Control and standardisation are two difficult goals to achieve in printing, especially when it relates color. In each of the printing processes there are more than 150 variables, and every variable ultimately affects ink transfer to the substrate – hence a great need for process standardization.
Robert Y Chung the author of one of the latest books on the subject Printing-Process Control and Standardization has over 36 years of teaching experience at the Rochester Institute of Technology. He unfolds the history of colour management and process standardisation to the present and gives a thorough explanation of various ways it has, and can, be achieved.
The book starts with explanations of densitometry, colorimetry, ICC color management before the explanation on standards. Chung explains that there are the following categories of standards around the world and also explains how they differ but are trying to achieve the same basic reproduction criteria established now and over the past 100 years.
1. Industry level, e.g., SWOP, GRACoL, G7 (USA0, Fogra, bvdm (Germany), Ugra (Switzerland), BPIF (UK)
2. National level, ANSI, CGATS in USA
3. International level, ISO / TC130
The ISO / TC 130 (which the Bureau of Indian Standards MSD 6 interacts with), has eleven working groups, and each standard goes thorough seven stages from initiation to final publication.
To implement the standards, ‘conformity of print production’ is required based on statistical process control. This process has to be based on deviation from standards as well as production variation. The difference between the two is nicely explained in the book. Material testing, process standardization, and personnel training are key factors to be successful in these efforts. However, it is stated that there has been a decline in the number color process standards certified printers globally, and certification is basically driven by the print buyers if they insist. The current total number of certified printers are around 3,000 globally. Following are the present certification bodies worldwide –
Brazil – ABTG
France – UNIC
Germany – bvdm, Fogra, Heidelberg ISO 12647-2
Italy – CertiPrint, cmyQ
Japan – JPMA
Netherland – SCGM
Sweden – CGP
Switzerland – Ugra
UK – PMC, BPIF, Mellowcolour
USA – G7, PSA, GMI, X-Rite Pantone
The book also explains how the projects are undertaken at the RIT and this should be of great interest to the print faculty as well as students all over the world.
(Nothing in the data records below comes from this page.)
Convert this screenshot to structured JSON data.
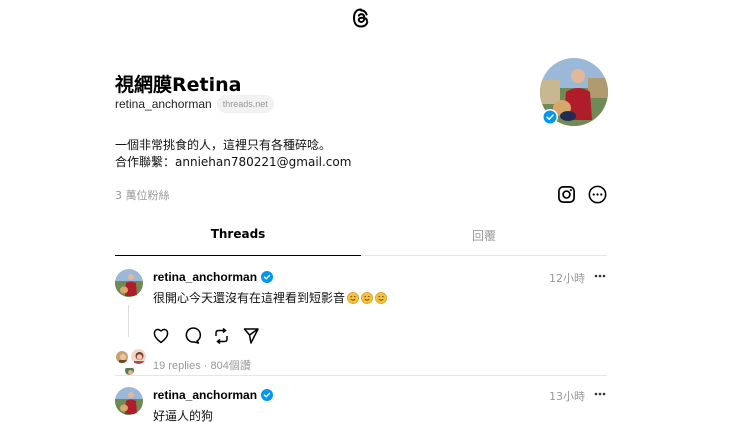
{
  "header": {
    "logo_icon": "threads-logo-icon"
  },
  "profile": {
    "name": "視網膜Retina",
    "handle": "retina_anchorman",
    "domain_pill": "threads.net",
    "bio_line1": "一個非常挑食的人，這裡只有各種碎唸。",
    "bio_line2": "合作聯繫：anniehan780221@gmail.com",
    "followers": "3 萬位粉絲",
    "verified": true
  },
  "tabs": [
    {
      "label": "Threads",
      "active": true
    },
    {
      "label": "回覆",
      "active": false
    }
  ],
  "posts": [
    {
      "user": "retina_anchorman",
      "time": "12小時",
      "text": "很開心今天還沒有在這裡看到短影音",
      "emoji_count": 3,
      "replies": "19 replies",
      "separator": "·",
      "views": "804個讚"
    },
    {
      "user": "retina_anchorman",
      "time": "13小時",
      "text": "好逼人的狗"
    }
  ],
  "colors": {
    "verified": "#0095f6",
    "muted": "#999999",
    "accent": "#000000"
  }
}
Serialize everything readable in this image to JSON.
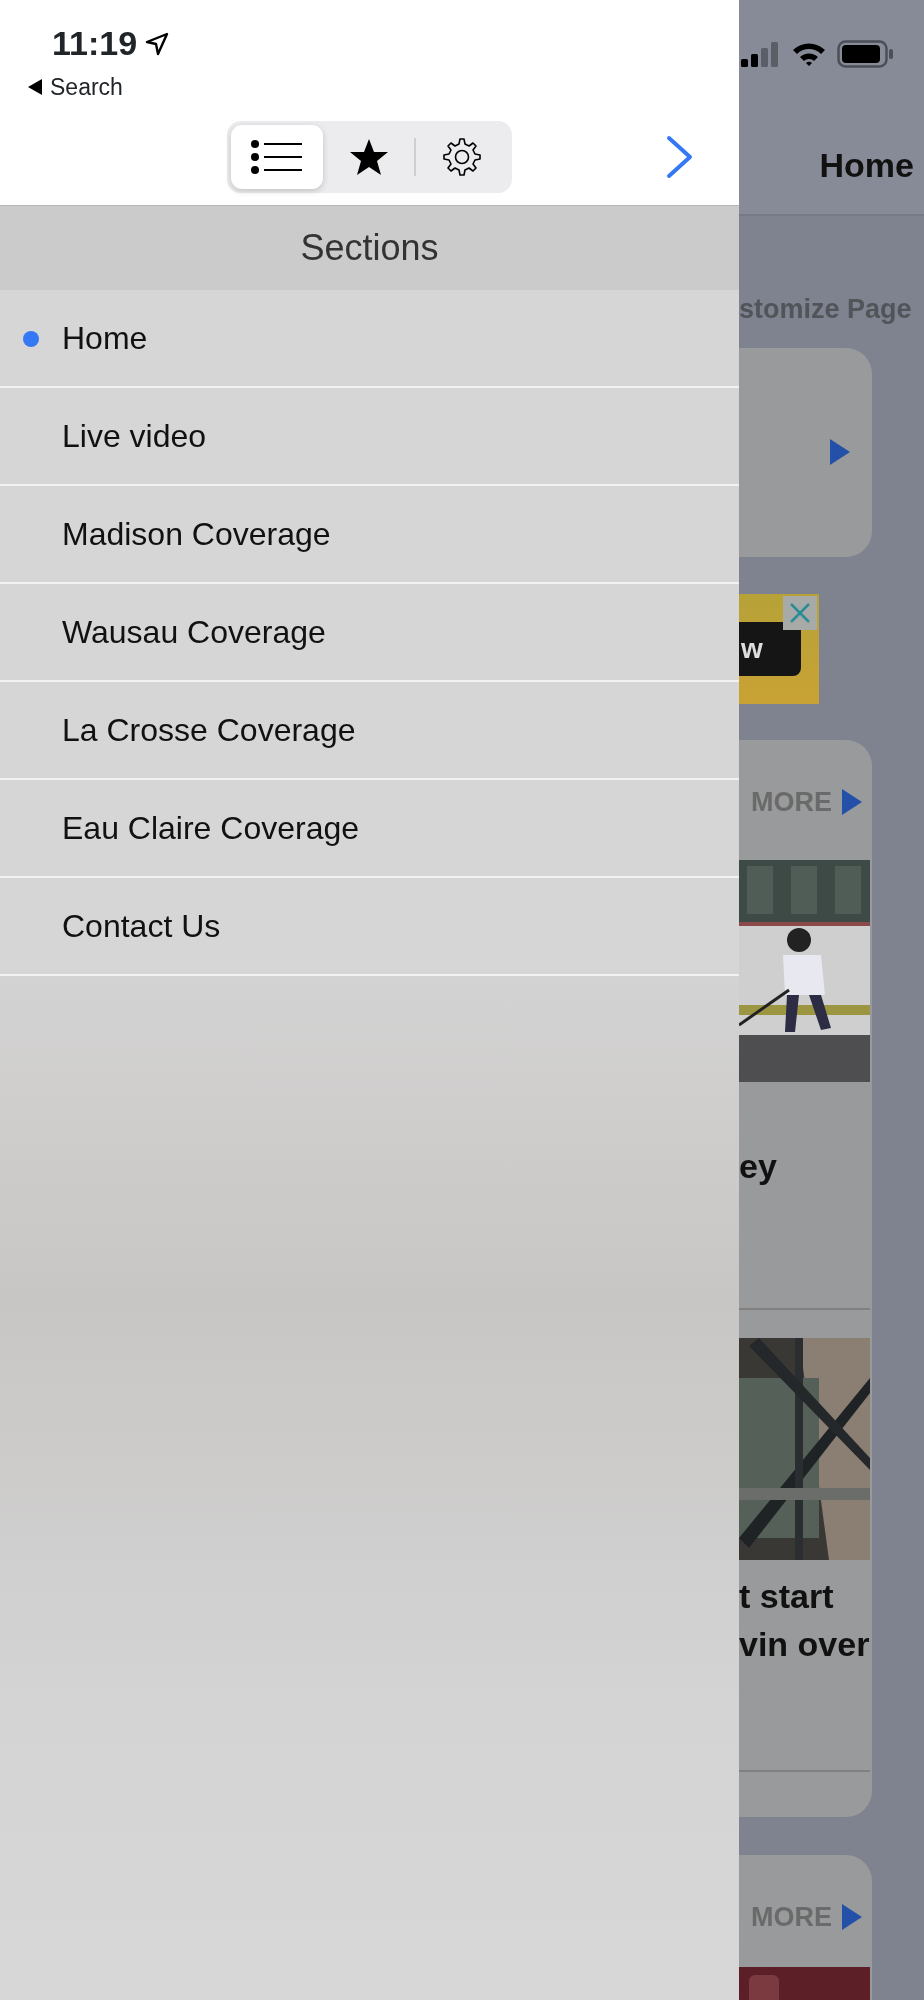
{
  "status_bar": {
    "time": "11:19",
    "back_label": "Search"
  },
  "segmented_control": [
    {
      "kind": "list",
      "selected": true
    },
    {
      "kind": "star",
      "selected": false
    },
    {
      "kind": "gear",
      "selected": false
    }
  ],
  "section_header": "Sections",
  "sections": [
    {
      "label": "Home",
      "selected": true
    },
    {
      "label": "Live video",
      "selected": false
    },
    {
      "label": "Madison Coverage",
      "selected": false
    },
    {
      "label": "Wausau Coverage",
      "selected": false
    },
    {
      "label": "La Crosse Coverage",
      "selected": false
    },
    {
      "label": "Eau Claire Coverage",
      "selected": false
    },
    {
      "label": "Contact Us",
      "selected": false
    }
  ],
  "background_page": {
    "title": "Home",
    "customize_link": "stomize Page",
    "ad_text": "w",
    "story_card": {
      "more": "MORE",
      "stories": [
        {
          "headline_lines": [
            "ey"
          ]
        },
        {
          "headline_lines": [
            "t start",
            "vin over"
          ]
        }
      ]
    },
    "next_card": {
      "more": "MORE"
    }
  }
}
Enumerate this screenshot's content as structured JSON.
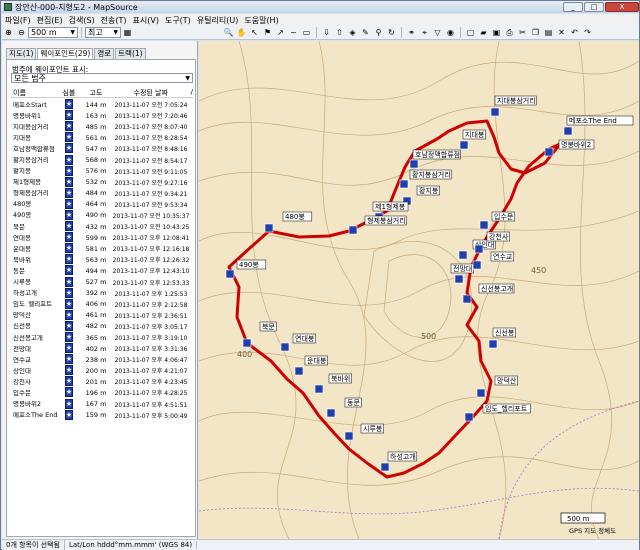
{
  "window": {
    "title": "장안산-000-지형도2 - MapSource",
    "controls": [
      "_",
      "□",
      "X"
    ]
  },
  "menu": [
    "파일(F)",
    "편집(E)",
    "검색(S)",
    "전송(T)",
    "표시(V)",
    "도구(T)",
    "유틸리티(U)",
    "도움말(H)"
  ],
  "toolbar": {
    "zoom_value": "500 m",
    "detail_value": "최고"
  },
  "sidebar": {
    "tabs": [
      "지도(1)",
      "웨이포인트(29)",
      "경로",
      "트랙(1)"
    ],
    "active_tab": 1,
    "filter_label": "범주에 웨이포인트 표시:",
    "filter_value": "모든 범주",
    "columns": [
      "이름",
      "심볼",
      "고도",
      "수정된 날짜",
      "/"
    ],
    "waypoints": [
      {
        "name": "메포소Start",
        "alt": "144 m",
        "date": "2013-11-07 오전 7:05:24"
      },
      {
        "name": "명봉바위1",
        "alt": "163 m",
        "date": "2013-11-07 오전 7:20:46"
      },
      {
        "name": "지대봉삼거리",
        "alt": "485 m",
        "date": "2013-11-07 오전 8:07:40"
      },
      {
        "name": "지대봉",
        "alt": "561 m",
        "date": "2013-11-07 오전 8:28:54"
      },
      {
        "name": "호남정맥합류점",
        "alt": "547 m",
        "date": "2013-11-07 오전 8:48:16"
      },
      {
        "name": "황지봉삼거리",
        "alt": "568 m",
        "date": "2013-11-07 오전 8:54:17"
      },
      {
        "name": "황지봉",
        "alt": "576 m",
        "date": "2013-11-07 오전 9:11:05"
      },
      {
        "name": "제1형제봉",
        "alt": "532 m",
        "date": "2013-11-07 오전 9:27:16"
      },
      {
        "name": "형제봉삼거리",
        "alt": "484 m",
        "date": "2013-11-07 오전 9:34:21"
      },
      {
        "name": "480봉",
        "alt": "464 m",
        "date": "2013-11-07 오전 9:53:34"
      },
      {
        "name": "490봉",
        "alt": "490 m",
        "date": "2013-11-07 오전 10:35:37"
      },
      {
        "name": "북문",
        "alt": "432 m",
        "date": "2013-11-07 오전 10:43:25"
      },
      {
        "name": "연대봉",
        "alt": "599 m",
        "date": "2013-11-07 오후 12:08:41"
      },
      {
        "name": "운대봉",
        "alt": "581 m",
        "date": "2013-11-07 오후 12:16:18"
      },
      {
        "name": "북바위",
        "alt": "563 m",
        "date": "2013-11-07 오후 12:26:32"
      },
      {
        "name": "동문",
        "alt": "494 m",
        "date": "2013-11-07 오후 12:43:10"
      },
      {
        "name": "시루봉",
        "alt": "527 m",
        "date": "2013-11-07 오후 12:53:33"
      },
      {
        "name": "하성고개",
        "alt": "392 m",
        "date": "2013-11-07 오후 1:25:53"
      },
      {
        "name": "임도_헬리포트",
        "alt": "406 m",
        "date": "2013-11-07 오후 2:12:58"
      },
      {
        "name": "망덕산",
        "alt": "461 m",
        "date": "2013-11-07 오후 2:36:51"
      },
      {
        "name": "신선봉",
        "alt": "482 m",
        "date": "2013-11-07 오후 3:05:17"
      },
      {
        "name": "신선봉고개",
        "alt": "365 m",
        "date": "2013-11-07 오후 3:19:10"
      },
      {
        "name": "전망대",
        "alt": "402 m",
        "date": "2013-11-07 오후 3:31:36"
      },
      {
        "name": "연수교",
        "alt": "238 m",
        "date": "2013-11-07 오후 4:06:47"
      },
      {
        "name": "상인대",
        "alt": "200 m",
        "date": "2013-11-07 오후 4:21:07"
      },
      {
        "name": "강천사",
        "alt": "201 m",
        "date": "2013-11-07 오후 4:23:45"
      },
      {
        "name": "입수문",
        "alt": "196 m",
        "date": "2013-11-07 오후 4:28:25"
      },
      {
        "name": "명봉바위2",
        "alt": "167 m",
        "date": "2013-11-07 오후 4:51:51"
      },
      {
        "name": "메포소The End",
        "alt": "159 m",
        "date": "2013-11-07 오후 5:00:49"
      }
    ]
  },
  "map": {
    "labels": [
      "지대봉삼거리",
      "지대봉",
      "호남정맥합류점",
      "황지봉삼거리",
      "황지봉",
      "제1형제봉",
      "형제봉삼거리",
      "480봉",
      "490봉",
      "북문",
      "연대봉",
      "운대봉",
      "북바위",
      "동문",
      "시루봉",
      "하성고개",
      "임도_헬리포트",
      "망덕산",
      "신선봉",
      "신선봉고개",
      "전망대",
      "연수교",
      "상인대",
      "강천사",
      "입수문",
      "명봉바위2",
      "메포소The End"
    ],
    "contours": [
      "450",
      "500",
      "400"
    ],
    "scale_label": "500 m",
    "copyright": "GPS 지도 정체도"
  },
  "status": {
    "selection": "0개 항목이 선택됨",
    "position_format": "Lat/Lon hddd°mm.mmm' (WGS 84)"
  },
  "colors": {
    "track": "#d00000",
    "waypoint": "#1f3fae",
    "terrain": "#f3e6c7",
    "contour": "#c9a978"
  }
}
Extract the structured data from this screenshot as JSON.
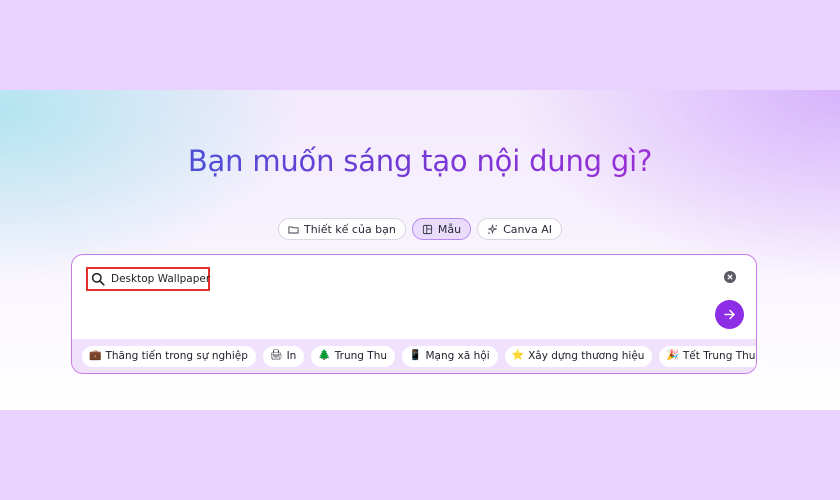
{
  "hero": {
    "title": "Bạn muốn sáng tạo nội dung gì?"
  },
  "tabs": [
    {
      "label": "Thiết kế của bạn",
      "icon": "folder-icon",
      "active": false
    },
    {
      "label": "Mẫu",
      "icon": "template-icon",
      "active": true
    },
    {
      "label": "Canva AI",
      "icon": "sparkle-icon",
      "active": false
    }
  ],
  "search": {
    "value": "Desktop Wallpaper",
    "icon": "search-icon",
    "highlight_color": "#e2312d"
  },
  "submit": {
    "icon": "arrow-right-icon",
    "color": "#8d2ee6"
  },
  "chips": [
    {
      "label": "Thăng tiến trong sự nghiệp",
      "icon": "briefcase-icon",
      "glyph": "💼"
    },
    {
      "label": "In",
      "icon": "printer-icon",
      "glyph": "🖨"
    },
    {
      "label": "Trung Thu",
      "icon": "tree-icon",
      "glyph": "🌲"
    },
    {
      "label": "Mạng xã hội",
      "icon": "phone-icon",
      "glyph": "📱"
    },
    {
      "label": "Xây dựng thương hiệu",
      "icon": "star-icon",
      "glyph": "⭐"
    },
    {
      "label": "Tết Trung Thu",
      "icon": "party-popper-icon",
      "glyph": "🎉"
    }
  ]
}
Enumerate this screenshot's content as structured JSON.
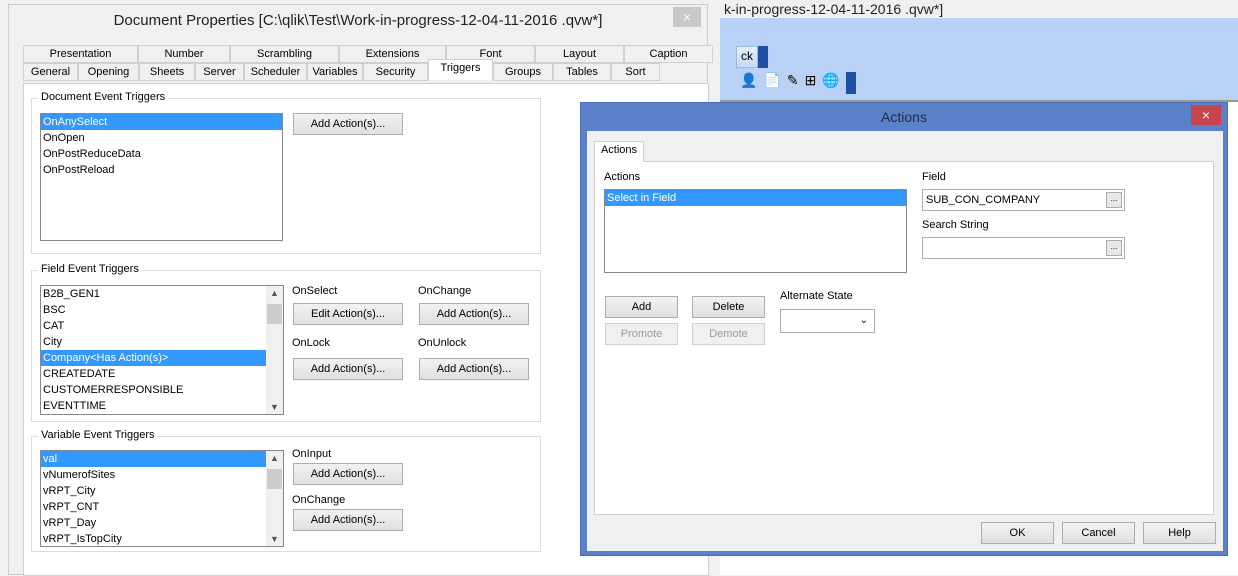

The book is highly recommended for every one involved in graphic arts and printing activities.
Kiran Prayagi can be reached at firstname.lastname@example.org